Coming out via the Berlin net label Bad Panda, which cut its teeth releasing a new digital single every week and has supported Indian Wells’ development for a while, having released his digital debut concept collection, Night Drops, Pause rises and fades in layers that are both relaxing and taxing. There’s an element of congestion to the multiple overlapping lanes of this musical motorway, flirting with the accelerator between cruise control and tentative pushes.

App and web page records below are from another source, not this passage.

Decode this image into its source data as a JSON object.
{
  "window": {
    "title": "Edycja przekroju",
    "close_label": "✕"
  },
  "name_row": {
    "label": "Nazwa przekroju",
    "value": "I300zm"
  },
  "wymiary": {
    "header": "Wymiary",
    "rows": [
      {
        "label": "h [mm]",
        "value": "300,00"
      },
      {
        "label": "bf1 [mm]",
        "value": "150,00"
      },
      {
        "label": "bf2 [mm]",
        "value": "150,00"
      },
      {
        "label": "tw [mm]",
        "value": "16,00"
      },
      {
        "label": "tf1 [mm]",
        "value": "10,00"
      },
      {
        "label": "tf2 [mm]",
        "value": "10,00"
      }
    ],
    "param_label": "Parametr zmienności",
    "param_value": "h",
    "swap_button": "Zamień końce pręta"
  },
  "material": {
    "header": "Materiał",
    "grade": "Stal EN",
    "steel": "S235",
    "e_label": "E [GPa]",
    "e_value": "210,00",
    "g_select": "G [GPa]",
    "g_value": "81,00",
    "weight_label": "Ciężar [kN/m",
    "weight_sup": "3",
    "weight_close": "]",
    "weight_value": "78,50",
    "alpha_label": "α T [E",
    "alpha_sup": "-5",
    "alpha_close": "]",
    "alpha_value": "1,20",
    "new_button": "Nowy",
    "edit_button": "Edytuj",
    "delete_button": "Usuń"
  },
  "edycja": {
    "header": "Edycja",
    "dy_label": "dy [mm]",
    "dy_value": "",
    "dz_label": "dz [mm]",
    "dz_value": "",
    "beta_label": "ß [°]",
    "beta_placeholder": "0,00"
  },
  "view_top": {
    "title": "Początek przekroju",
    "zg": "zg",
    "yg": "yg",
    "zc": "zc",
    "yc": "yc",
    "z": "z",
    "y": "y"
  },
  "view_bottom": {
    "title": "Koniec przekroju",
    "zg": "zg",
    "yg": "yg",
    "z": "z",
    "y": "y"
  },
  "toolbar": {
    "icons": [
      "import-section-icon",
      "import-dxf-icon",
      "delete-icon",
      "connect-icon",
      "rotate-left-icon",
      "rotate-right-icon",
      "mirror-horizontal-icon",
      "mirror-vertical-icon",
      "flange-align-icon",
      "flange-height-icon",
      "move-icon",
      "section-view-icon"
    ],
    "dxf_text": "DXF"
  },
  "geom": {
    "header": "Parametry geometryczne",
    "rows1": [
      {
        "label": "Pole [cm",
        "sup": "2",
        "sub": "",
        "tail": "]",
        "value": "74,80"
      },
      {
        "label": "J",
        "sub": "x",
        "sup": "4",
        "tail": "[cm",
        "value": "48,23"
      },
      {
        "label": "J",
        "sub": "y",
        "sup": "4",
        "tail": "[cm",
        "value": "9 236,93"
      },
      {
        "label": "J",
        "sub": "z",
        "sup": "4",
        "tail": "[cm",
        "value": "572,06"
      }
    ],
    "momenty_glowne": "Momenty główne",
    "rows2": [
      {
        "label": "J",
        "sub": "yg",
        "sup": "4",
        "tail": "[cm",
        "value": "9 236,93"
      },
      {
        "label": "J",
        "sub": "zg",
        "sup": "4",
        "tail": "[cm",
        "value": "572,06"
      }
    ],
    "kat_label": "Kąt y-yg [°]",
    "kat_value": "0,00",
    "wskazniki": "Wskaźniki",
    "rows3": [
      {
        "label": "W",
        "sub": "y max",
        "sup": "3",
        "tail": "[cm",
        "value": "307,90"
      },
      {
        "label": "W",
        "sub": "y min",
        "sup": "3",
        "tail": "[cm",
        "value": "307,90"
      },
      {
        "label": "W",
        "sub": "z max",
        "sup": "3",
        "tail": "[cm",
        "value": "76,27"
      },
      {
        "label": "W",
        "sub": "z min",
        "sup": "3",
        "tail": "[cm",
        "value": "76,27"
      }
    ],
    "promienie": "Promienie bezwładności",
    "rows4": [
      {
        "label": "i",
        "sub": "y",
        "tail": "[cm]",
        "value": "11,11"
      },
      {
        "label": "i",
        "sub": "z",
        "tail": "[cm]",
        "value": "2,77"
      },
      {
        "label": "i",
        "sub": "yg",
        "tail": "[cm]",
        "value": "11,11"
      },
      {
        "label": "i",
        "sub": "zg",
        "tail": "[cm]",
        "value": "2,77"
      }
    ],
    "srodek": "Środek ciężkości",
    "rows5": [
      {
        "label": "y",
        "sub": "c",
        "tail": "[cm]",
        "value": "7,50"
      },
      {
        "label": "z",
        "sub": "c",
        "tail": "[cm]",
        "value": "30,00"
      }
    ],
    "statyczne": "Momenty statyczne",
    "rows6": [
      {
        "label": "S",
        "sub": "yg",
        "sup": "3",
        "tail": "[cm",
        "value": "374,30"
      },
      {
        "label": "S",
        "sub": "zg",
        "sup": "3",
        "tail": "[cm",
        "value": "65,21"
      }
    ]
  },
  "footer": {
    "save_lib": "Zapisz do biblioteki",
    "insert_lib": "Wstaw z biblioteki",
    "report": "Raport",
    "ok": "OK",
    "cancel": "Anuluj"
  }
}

Opener ‘Lipsia’ leads in with that same chaotic propulsion, juxtaposing familiar popping metronomes resembling tennis strokes rallying over its building racket. ‘Mountains’ and ‘Alacantra’ drift freely through your unsuspecting psyche with complex yet accessible chimes and pops, while ‘Changes’ is more provocative in its sweeping rhythms, massaging those neck muscles into gentle nods. The shimmering, ambient house akin to The Field’s Looping State of Mind on ‘Pause / Vignelli’ lulls you into a meditative state with its oneiric glistens, and the breathy ‘New York Nights’ hints at ‘Karma Police’ among the many bricks in its wall.

With its progressive tendencies within the bounds of instrumental electronica, it’s no surprise that Pause has been featured on Tycho’s blog, ISO50. ‘Games in the Yard’ could have seamlessly been inserted onto either of Tycho’s last two albums, even when featuring the only vocals on the album, by Matilde Davoli.